** Dataset excerpts follows **

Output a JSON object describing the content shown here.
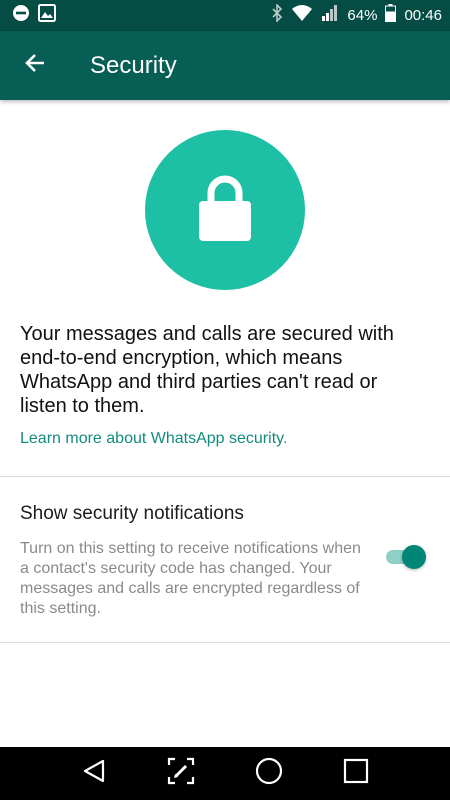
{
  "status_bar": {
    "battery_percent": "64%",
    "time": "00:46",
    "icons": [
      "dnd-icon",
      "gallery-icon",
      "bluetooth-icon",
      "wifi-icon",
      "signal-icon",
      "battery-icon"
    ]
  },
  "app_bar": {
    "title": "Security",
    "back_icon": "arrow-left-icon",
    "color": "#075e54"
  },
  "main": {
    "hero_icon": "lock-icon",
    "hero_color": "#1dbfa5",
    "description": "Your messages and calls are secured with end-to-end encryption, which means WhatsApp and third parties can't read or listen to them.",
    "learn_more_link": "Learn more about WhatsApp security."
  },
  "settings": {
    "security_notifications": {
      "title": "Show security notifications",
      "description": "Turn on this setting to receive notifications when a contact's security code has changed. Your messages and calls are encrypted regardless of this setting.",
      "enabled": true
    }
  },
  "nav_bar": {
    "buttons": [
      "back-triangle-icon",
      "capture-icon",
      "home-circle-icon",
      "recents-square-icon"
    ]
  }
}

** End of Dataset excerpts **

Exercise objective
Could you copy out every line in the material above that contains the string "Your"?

Result of this exercise
    "description": "Your messages and calls are secured with end-to-end encryption, which means WhatsApp and third parties can't read or listen to them.",
      "description": "Turn on this setting to receive notifications when a contact's security code has changed. Your messages and calls are encrypted regardless of this setting.",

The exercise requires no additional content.